Record excerpts:

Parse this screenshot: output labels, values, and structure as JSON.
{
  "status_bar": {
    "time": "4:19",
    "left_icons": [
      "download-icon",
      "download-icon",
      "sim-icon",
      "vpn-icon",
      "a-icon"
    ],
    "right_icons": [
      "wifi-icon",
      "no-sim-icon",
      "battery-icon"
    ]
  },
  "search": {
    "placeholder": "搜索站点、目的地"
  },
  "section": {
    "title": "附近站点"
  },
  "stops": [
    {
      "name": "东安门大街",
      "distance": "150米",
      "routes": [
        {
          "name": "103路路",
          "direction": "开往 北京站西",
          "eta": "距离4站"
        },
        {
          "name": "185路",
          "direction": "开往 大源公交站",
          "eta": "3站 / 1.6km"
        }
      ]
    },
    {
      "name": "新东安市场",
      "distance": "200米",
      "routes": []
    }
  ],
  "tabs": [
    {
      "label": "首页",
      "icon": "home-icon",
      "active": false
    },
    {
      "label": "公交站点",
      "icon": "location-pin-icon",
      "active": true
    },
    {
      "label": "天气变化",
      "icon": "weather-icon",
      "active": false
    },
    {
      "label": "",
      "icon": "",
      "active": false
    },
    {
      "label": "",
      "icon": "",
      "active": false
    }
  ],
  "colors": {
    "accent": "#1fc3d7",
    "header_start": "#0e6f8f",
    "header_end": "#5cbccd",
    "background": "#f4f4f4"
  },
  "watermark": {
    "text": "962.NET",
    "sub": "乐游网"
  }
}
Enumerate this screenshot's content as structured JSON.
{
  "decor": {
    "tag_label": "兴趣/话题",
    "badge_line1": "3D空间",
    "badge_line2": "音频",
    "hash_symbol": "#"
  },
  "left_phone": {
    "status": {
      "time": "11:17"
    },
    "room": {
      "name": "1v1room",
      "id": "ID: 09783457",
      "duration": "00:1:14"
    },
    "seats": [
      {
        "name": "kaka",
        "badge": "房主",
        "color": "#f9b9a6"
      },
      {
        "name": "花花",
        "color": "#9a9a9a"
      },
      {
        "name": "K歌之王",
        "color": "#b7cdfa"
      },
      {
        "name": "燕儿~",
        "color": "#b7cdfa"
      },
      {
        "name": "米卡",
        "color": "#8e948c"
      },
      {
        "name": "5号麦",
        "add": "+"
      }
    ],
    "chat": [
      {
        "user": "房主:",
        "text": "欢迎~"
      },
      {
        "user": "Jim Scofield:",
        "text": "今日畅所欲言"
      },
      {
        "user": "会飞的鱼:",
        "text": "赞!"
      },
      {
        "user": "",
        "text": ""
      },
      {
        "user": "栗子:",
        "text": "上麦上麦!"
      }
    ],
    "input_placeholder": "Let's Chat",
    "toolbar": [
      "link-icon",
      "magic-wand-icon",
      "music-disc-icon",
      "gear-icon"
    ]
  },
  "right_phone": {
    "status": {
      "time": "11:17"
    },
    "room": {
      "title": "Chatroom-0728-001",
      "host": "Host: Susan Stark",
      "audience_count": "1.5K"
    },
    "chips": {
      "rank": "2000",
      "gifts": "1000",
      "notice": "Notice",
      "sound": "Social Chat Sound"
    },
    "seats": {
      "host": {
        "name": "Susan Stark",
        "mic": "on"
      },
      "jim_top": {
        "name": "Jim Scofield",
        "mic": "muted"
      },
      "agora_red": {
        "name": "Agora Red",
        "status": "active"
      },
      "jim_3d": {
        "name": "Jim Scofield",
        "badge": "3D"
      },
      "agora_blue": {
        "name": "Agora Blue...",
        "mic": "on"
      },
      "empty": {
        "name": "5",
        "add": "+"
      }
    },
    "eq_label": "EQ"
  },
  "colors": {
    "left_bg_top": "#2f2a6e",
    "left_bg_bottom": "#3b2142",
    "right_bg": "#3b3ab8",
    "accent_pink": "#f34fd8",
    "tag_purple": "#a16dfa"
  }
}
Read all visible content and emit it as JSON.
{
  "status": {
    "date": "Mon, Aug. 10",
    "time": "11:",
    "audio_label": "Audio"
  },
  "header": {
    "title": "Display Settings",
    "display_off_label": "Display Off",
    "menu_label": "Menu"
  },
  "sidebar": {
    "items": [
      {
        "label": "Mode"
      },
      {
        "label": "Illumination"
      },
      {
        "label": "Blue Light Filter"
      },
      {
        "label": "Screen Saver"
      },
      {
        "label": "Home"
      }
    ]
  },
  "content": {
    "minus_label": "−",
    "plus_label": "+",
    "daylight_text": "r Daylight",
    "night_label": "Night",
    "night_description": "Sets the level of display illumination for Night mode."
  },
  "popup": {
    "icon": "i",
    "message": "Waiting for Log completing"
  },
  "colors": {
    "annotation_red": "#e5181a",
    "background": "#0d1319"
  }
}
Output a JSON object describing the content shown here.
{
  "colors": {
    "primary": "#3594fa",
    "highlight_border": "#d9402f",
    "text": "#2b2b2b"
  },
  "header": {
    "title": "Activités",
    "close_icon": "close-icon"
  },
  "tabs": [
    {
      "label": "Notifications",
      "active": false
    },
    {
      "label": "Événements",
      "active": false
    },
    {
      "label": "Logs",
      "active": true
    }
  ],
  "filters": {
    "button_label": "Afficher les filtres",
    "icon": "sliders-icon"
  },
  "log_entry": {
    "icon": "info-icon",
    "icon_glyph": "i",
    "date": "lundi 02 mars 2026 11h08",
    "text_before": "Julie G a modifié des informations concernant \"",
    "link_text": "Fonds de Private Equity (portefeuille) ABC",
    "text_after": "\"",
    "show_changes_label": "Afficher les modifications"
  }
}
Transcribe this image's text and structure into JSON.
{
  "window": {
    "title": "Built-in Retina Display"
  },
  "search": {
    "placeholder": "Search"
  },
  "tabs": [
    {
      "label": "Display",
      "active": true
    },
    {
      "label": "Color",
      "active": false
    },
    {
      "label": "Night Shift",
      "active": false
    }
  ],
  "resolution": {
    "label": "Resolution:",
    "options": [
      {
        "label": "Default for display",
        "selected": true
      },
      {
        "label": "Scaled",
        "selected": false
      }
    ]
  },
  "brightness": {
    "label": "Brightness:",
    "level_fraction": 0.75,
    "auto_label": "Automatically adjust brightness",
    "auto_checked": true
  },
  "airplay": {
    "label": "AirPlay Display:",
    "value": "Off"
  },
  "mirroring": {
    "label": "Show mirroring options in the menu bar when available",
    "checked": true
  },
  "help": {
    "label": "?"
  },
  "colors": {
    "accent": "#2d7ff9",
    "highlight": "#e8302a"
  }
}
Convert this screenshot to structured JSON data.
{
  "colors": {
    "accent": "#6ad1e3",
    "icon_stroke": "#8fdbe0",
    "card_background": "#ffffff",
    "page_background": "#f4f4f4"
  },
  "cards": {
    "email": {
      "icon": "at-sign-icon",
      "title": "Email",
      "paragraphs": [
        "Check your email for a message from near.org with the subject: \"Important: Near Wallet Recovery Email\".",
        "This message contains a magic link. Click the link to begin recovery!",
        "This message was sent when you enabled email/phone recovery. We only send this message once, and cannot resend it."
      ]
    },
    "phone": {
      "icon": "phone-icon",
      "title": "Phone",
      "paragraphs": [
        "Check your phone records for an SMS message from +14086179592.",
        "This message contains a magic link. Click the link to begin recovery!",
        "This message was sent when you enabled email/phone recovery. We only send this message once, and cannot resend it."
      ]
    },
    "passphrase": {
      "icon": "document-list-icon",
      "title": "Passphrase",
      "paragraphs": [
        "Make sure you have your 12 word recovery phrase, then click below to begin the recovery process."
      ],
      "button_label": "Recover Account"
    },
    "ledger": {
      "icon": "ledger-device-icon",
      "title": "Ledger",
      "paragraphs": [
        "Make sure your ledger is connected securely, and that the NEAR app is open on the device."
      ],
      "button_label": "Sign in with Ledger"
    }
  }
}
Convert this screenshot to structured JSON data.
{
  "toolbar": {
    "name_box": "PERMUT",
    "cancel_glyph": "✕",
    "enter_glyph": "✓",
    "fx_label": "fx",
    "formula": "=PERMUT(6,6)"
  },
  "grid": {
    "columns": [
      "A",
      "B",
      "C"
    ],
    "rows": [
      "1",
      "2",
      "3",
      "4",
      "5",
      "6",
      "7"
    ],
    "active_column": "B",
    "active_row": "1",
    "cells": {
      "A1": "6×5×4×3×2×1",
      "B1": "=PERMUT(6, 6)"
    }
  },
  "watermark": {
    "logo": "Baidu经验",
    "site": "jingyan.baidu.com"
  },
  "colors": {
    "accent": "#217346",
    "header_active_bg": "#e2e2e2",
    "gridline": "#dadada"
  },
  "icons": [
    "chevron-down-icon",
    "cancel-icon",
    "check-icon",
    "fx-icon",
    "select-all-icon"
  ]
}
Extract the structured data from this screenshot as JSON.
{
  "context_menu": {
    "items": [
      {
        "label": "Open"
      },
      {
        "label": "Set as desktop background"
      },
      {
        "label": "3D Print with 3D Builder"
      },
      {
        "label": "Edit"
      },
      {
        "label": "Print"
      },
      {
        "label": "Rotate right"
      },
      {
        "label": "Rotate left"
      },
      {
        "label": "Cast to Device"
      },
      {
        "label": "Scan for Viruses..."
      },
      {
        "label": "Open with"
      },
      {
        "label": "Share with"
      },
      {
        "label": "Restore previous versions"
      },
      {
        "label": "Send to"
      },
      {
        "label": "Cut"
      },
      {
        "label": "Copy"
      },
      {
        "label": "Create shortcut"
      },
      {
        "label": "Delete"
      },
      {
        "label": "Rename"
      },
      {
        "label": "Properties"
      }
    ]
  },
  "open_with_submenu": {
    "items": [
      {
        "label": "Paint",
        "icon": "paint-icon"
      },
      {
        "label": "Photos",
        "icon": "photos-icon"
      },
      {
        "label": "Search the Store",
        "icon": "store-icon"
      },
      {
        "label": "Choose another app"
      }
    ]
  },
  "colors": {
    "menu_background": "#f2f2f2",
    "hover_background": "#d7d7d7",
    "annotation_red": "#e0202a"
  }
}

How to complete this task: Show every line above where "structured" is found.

Answer section:
Enumerate this screenshot's content as structured JSON.
Convert this screenshot to structured JSON data.
Convert this screenshot to structured JSON data.
Extract the structured data from this screenshot as JSON.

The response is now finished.